> **EXERCISE AIM**: Establish how many lines in the records below include the word "ponai"; respond with that number only.
+++ SUPPLIED MATERIAL
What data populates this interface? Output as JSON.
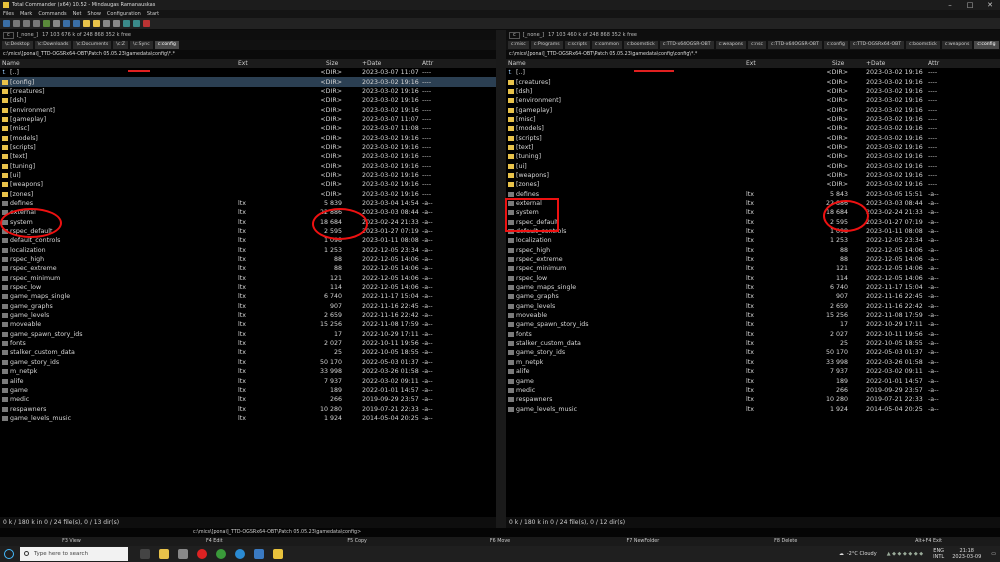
{
  "window": {
    "title": "Total Commander (x64) 10.52 - Mindaugas Ramanauskas",
    "minimize": "–",
    "maximize": "□",
    "close": "✕"
  },
  "menu": [
    "Files",
    "Mark",
    "Commands",
    "Net",
    "Show",
    "Configuration",
    "Start"
  ],
  "left": {
    "drive": "c",
    "drive_label": "[_none_]",
    "free": "17 103 676 k of 248 868 352 k free",
    "tabs": [
      "\\c:Desktop",
      "\\c:Downloads",
      "\\c:Documents",
      "\\c:Z",
      "\\c:Sync",
      "c:config"
    ],
    "active_tab": 5,
    "path": "c:\\mics\\[ponai]_TTD-OGSRx64-OBT\\Patch 05.05.23\\gamedata\\config\\*.*",
    "columns": {
      "name": "Name",
      "ext": "Ext",
      "size": "Size",
      "date": "+Date",
      "attr": "Attr"
    },
    "status": "0 k / 180 k in 0 / 24 file(s), 0 / 13 dir(s)",
    "rows": [
      {
        "type": "up",
        "name": "[..]",
        "ext": "",
        "size": "<DIR>",
        "date": "2023-03-07 11:07",
        "attr": "----"
      },
      {
        "type": "folder",
        "name": "[config]",
        "ext": "",
        "size": "<DIR>",
        "date": "2023-03-02 19:16",
        "attr": "----"
      },
      {
        "type": "folder",
        "name": "[creatures]",
        "ext": "",
        "size": "<DIR>",
        "date": "2023-03-02 19:16",
        "attr": "----"
      },
      {
        "type": "folder",
        "name": "[dsh]",
        "ext": "",
        "size": "<DIR>",
        "date": "2023-03-02 19:16",
        "attr": "----"
      },
      {
        "type": "folder",
        "name": "[environment]",
        "ext": "",
        "size": "<DIR>",
        "date": "2023-03-02 19:16",
        "attr": "----"
      },
      {
        "type": "folder",
        "name": "[gameplay]",
        "ext": "",
        "size": "<DIR>",
        "date": "2023-03-07 11:07",
        "attr": "----"
      },
      {
        "type": "folder",
        "name": "[misc]",
        "ext": "",
        "size": "<DIR>",
        "date": "2023-03-07 11:08",
        "attr": "----"
      },
      {
        "type": "folder",
        "name": "[models]",
        "ext": "",
        "size": "<DIR>",
        "date": "2023-03-02 19:16",
        "attr": "----"
      },
      {
        "type": "folder",
        "name": "[scripts]",
        "ext": "",
        "size": "<DIR>",
        "date": "2023-03-02 19:16",
        "attr": "----"
      },
      {
        "type": "folder",
        "name": "[text]",
        "ext": "",
        "size": "<DIR>",
        "date": "2023-03-02 19:16",
        "attr": "----"
      },
      {
        "type": "folder",
        "name": "[tuning]",
        "ext": "",
        "size": "<DIR>",
        "date": "2023-03-02 19:16",
        "attr": "----"
      },
      {
        "type": "folder",
        "name": "[ui]",
        "ext": "",
        "size": "<DIR>",
        "date": "2023-03-02 19:16",
        "attr": "----"
      },
      {
        "type": "folder",
        "name": "[weapons]",
        "ext": "",
        "size": "<DIR>",
        "date": "2023-03-02 19:16",
        "attr": "----"
      },
      {
        "type": "folder",
        "name": "[zones]",
        "ext": "",
        "size": "<DIR>",
        "date": "2023-03-02 19:16",
        "attr": "----"
      },
      {
        "type": "file",
        "name": "defines",
        "ext": "ltx",
        "size": "5 839",
        "date": "2023-03-04 14:54",
        "attr": "-a--"
      },
      {
        "type": "file",
        "name": "external",
        "ext": "ltx",
        "size": "22 886",
        "date": "2023-03-03 08:44",
        "attr": "-a--"
      },
      {
        "type": "file",
        "name": "system",
        "ext": "ltx",
        "size": "18 684",
        "date": "2023-02-24 21:33",
        "attr": "-a--"
      },
      {
        "type": "file",
        "name": "rspec_default",
        "ext": "ltx",
        "size": "2 595",
        "date": "2023-01-27 07:19",
        "attr": "-a--"
      },
      {
        "type": "file",
        "name": "default_controls",
        "ext": "ltx",
        "size": "1 098",
        "date": "2023-01-11 08:08",
        "attr": "-a--"
      },
      {
        "type": "file",
        "name": "localization",
        "ext": "ltx",
        "size": "1 253",
        "date": "2022-12-05 23:34",
        "attr": "-a--"
      },
      {
        "type": "file",
        "name": "rspec_high",
        "ext": "ltx",
        "size": "88",
        "date": "2022-12-05 14:06",
        "attr": "-a--"
      },
      {
        "type": "file",
        "name": "rspec_extreme",
        "ext": "ltx",
        "size": "88",
        "date": "2022-12-05 14:06",
        "attr": "-a--"
      },
      {
        "type": "file",
        "name": "rspec_minimum",
        "ext": "ltx",
        "size": "121",
        "date": "2022-12-05 14:06",
        "attr": "-a--"
      },
      {
        "type": "file",
        "name": "rspec_low",
        "ext": "ltx",
        "size": "114",
        "date": "2022-12-05 14:06",
        "attr": "-a--"
      },
      {
        "type": "file",
        "name": "game_maps_single",
        "ext": "ltx",
        "size": "6 740",
        "date": "2022-11-17 15:04",
        "attr": "-a--"
      },
      {
        "type": "file",
        "name": "game_graphs",
        "ext": "ltx",
        "size": "907",
        "date": "2022-11-16 22:45",
        "attr": "-a--"
      },
      {
        "type": "file",
        "name": "game_levels",
        "ext": "ltx",
        "size": "2 659",
        "date": "2022-11-16 22:42",
        "attr": "-a--"
      },
      {
        "type": "file",
        "name": "moveable",
        "ext": "ltx",
        "size": "15 256",
        "date": "2022-11-08 17:59",
        "attr": "-a--"
      },
      {
        "type": "file",
        "name": "game_spawn_story_ids",
        "ext": "ltx",
        "size": "17",
        "date": "2022-10-29 17:11",
        "attr": "-a--"
      },
      {
        "type": "file",
        "name": "fonts",
        "ext": "ltx",
        "size": "2 027",
        "date": "2022-10-11 19:56",
        "attr": "-a--"
      },
      {
        "type": "file",
        "name": "stalker_custom_data",
        "ext": "ltx",
        "size": "25",
        "date": "2022-10-05 18:55",
        "attr": "-a--"
      },
      {
        "type": "file",
        "name": "game_story_ids",
        "ext": "ltx",
        "size": "50 170",
        "date": "2022-05-03 01:37",
        "attr": "-a--"
      },
      {
        "type": "file",
        "name": "m_netpk",
        "ext": "ltx",
        "size": "33 998",
        "date": "2022-03-26 01:58",
        "attr": "-a--"
      },
      {
        "type": "file",
        "name": "alife",
        "ext": "ltx",
        "size": "7 937",
        "date": "2022-03-02 09:11",
        "attr": "-a--"
      },
      {
        "type": "file",
        "name": "game",
        "ext": "ltx",
        "size": "189",
        "date": "2022-01-01 14:57",
        "attr": "-a--"
      },
      {
        "type": "file",
        "name": "medic",
        "ext": "ltx",
        "size": "266",
        "date": "2019-09-29 23:57",
        "attr": "-a--"
      },
      {
        "type": "file",
        "name": "respawners",
        "ext": "ltx",
        "size": "10 280",
        "date": "2019-07-21 22:33",
        "attr": "-a--"
      },
      {
        "type": "file",
        "name": "game_levels_music",
        "ext": "ltx",
        "size": "1 924",
        "date": "2014-05-04 20:25",
        "attr": "-a--"
      }
    ]
  },
  "right": {
    "drive": "c",
    "drive_label": "[_none_]",
    "free": "17 103 460 k of 248 868 352 k free",
    "tabs": [
      "c:misc",
      "c:Programs",
      "c:scripts",
      "c:common",
      "c:boomstick",
      "c:TTD-x64OGSR-OBT",
      "c:weapons",
      "c:nsc",
      "c:TTD-x64OGSR-OBT",
      "c:config",
      "c:TTD-OGSRx64-OBT",
      "c:boomstick",
      "c:weapons",
      "c:config",
      "c:config"
    ],
    "active_tab": 13,
    "path": "c:\\mics\\[ponai]_TTD-OGSRx64-OBT\\Patch 05.05.23\\gamedata\\config\\config\\*.*",
    "columns": {
      "name": "Name",
      "ext": "Ext",
      "size": "Size",
      "date": "+Date",
      "attr": "Attr"
    },
    "status": "0 k / 180 k in 0 / 24 file(s), 0 / 12 dir(s)",
    "rows": [
      {
        "type": "up",
        "name": "[..]",
        "ext": "",
        "size": "<DIR>",
        "date": "2023-03-02 19:16",
        "attr": "----"
      },
      {
        "type": "folder",
        "name": "[creatures]",
        "ext": "",
        "size": "<DIR>",
        "date": "2023-03-02 19:16",
        "attr": "----"
      },
      {
        "type": "folder",
        "name": "[dsh]",
        "ext": "",
        "size": "<DIR>",
        "date": "2023-03-02 19:16",
        "attr": "----"
      },
      {
        "type": "folder",
        "name": "[environment]",
        "ext": "",
        "size": "<DIR>",
        "date": "2023-03-02 19:16",
        "attr": "----"
      },
      {
        "type": "folder",
        "name": "[gameplay]",
        "ext": "",
        "size": "<DIR>",
        "date": "2023-03-02 19:16",
        "attr": "----"
      },
      {
        "type": "folder",
        "name": "[misc]",
        "ext": "",
        "size": "<DIR>",
        "date": "2023-03-02 19:16",
        "attr": "----"
      },
      {
        "type": "folder",
        "name": "[models]",
        "ext": "",
        "size": "<DIR>",
        "date": "2023-03-02 19:16",
        "attr": "----"
      },
      {
        "type": "folder",
        "name": "[scripts]",
        "ext": "",
        "size": "<DIR>",
        "date": "2023-03-02 19:16",
        "attr": "----"
      },
      {
        "type": "folder",
        "name": "[text]",
        "ext": "",
        "size": "<DIR>",
        "date": "2023-03-02 19:16",
        "attr": "----"
      },
      {
        "type": "folder",
        "name": "[tuning]",
        "ext": "",
        "size": "<DIR>",
        "date": "2023-03-02 19:16",
        "attr": "----"
      },
      {
        "type": "folder",
        "name": "[ui]",
        "ext": "",
        "size": "<DIR>",
        "date": "2023-03-02 19:16",
        "attr": "----"
      },
      {
        "type": "folder",
        "name": "[weapons]",
        "ext": "",
        "size": "<DIR>",
        "date": "2023-03-02 19:16",
        "attr": "----"
      },
      {
        "type": "folder",
        "name": "[zones]",
        "ext": "",
        "size": "<DIR>",
        "date": "2023-03-02 19:16",
        "attr": "----"
      },
      {
        "type": "file",
        "name": "defines",
        "ext": "ltx",
        "size": "5 843",
        "date": "2023-03-05 15:51",
        "attr": "-a--"
      },
      {
        "type": "file",
        "name": "external",
        "ext": "ltx",
        "size": "22 886",
        "date": "2023-03-03 08:44",
        "attr": "-a--"
      },
      {
        "type": "file",
        "name": "system",
        "ext": "ltx",
        "size": "18 684",
        "date": "2023-02-24 21:33",
        "attr": "-a--"
      },
      {
        "type": "file",
        "name": "rspec_default",
        "ext": "ltx",
        "size": "2 595",
        "date": "2023-01-27 07:19",
        "attr": "-a--"
      },
      {
        "type": "file",
        "name": "default_controls",
        "ext": "ltx",
        "size": "1 098",
        "date": "2023-01-11 08:08",
        "attr": "-a--"
      },
      {
        "type": "file",
        "name": "localization",
        "ext": "ltx",
        "size": "1 253",
        "date": "2022-12-05 23:34",
        "attr": "-a--"
      },
      {
        "type": "file",
        "name": "rspec_high",
        "ext": "ltx",
        "size": "88",
        "date": "2022-12-05 14:06",
        "attr": "-a--"
      },
      {
        "type": "file",
        "name": "rspec_extreme",
        "ext": "ltx",
        "size": "88",
        "date": "2022-12-05 14:06",
        "attr": "-a--"
      },
      {
        "type": "file",
        "name": "rspec_minimum",
        "ext": "ltx",
        "size": "121",
        "date": "2022-12-05 14:06",
        "attr": "-a--"
      },
      {
        "type": "file",
        "name": "rspec_low",
        "ext": "ltx",
        "size": "114",
        "date": "2022-12-05 14:06",
        "attr": "-a--"
      },
      {
        "type": "file",
        "name": "game_maps_single",
        "ext": "ltx",
        "size": "6 740",
        "date": "2022-11-17 15:04",
        "attr": "-a--"
      },
      {
        "type": "file",
        "name": "game_graphs",
        "ext": "ltx",
        "size": "907",
        "date": "2022-11-16 22:45",
        "attr": "-a--"
      },
      {
        "type": "file",
        "name": "game_levels",
        "ext": "ltx",
        "size": "2 659",
        "date": "2022-11-16 22:42",
        "attr": "-a--"
      },
      {
        "type": "file",
        "name": "moveable",
        "ext": "ltx",
        "size": "15 256",
        "date": "2022-11-08 17:59",
        "attr": "-a--"
      },
      {
        "type": "file",
        "name": "game_spawn_story_ids",
        "ext": "ltx",
        "size": "17",
        "date": "2022-10-29 17:11",
        "attr": "-a--"
      },
      {
        "type": "file",
        "name": "fonts",
        "ext": "ltx",
        "size": "2 027",
        "date": "2022-10-11 19:56",
        "attr": "-a--"
      },
      {
        "type": "file",
        "name": "stalker_custom_data",
        "ext": "ltx",
        "size": "25",
        "date": "2022-10-05 18:55",
        "attr": "-a--"
      },
      {
        "type": "file",
        "name": "game_story_ids",
        "ext": "ltx",
        "size": "50 170",
        "date": "2022-05-03 01:37",
        "attr": "-a--"
      },
      {
        "type": "file",
        "name": "m_netpk",
        "ext": "ltx",
        "size": "33 998",
        "date": "2022-03-26 01:58",
        "attr": "-a--"
      },
      {
        "type": "file",
        "name": "alife",
        "ext": "ltx",
        "size": "7 937",
        "date": "2022-03-02 09:11",
        "attr": "-a--"
      },
      {
        "type": "file",
        "name": "game",
        "ext": "ltx",
        "size": "189",
        "date": "2022-01-01 14:57",
        "attr": "-a--"
      },
      {
        "type": "file",
        "name": "medic",
        "ext": "ltx",
        "size": "266",
        "date": "2019-09-29 23:57",
        "attr": "-a--"
      },
      {
        "type": "file",
        "name": "respawners",
        "ext": "ltx",
        "size": "10 280",
        "date": "2019-07-21 22:33",
        "attr": "-a--"
      },
      {
        "type": "file",
        "name": "game_levels_music",
        "ext": "ltx",
        "size": "1 924",
        "date": "2014-05-04 20:25",
        "attr": "-a--"
      }
    ]
  },
  "cmdline": "c:\\mics\\[ponai]_TTD-OGSRx64-OBT\\Patch 05.05.23\\gamedata\\config>",
  "fkeys": [
    "F3 View",
    "F4 Edit",
    "F5 Copy",
    "F6 Move",
    "F7 NewFolder",
    "F8 Delete",
    "Alt+F4 Exit"
  ],
  "taskbar": {
    "search_placeholder": "Type here to search",
    "weather": "-2°C  Cloudy",
    "lang": "ENG",
    "lang2": "INTL",
    "time": "21:18",
    "date": "2023-03-09"
  },
  "colors": {
    "folder": "#e8c24a",
    "annotation": "#e11111",
    "selection": "#2b3f52"
  }
}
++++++
> **ANSWER TO THIS EXERCISE**: 3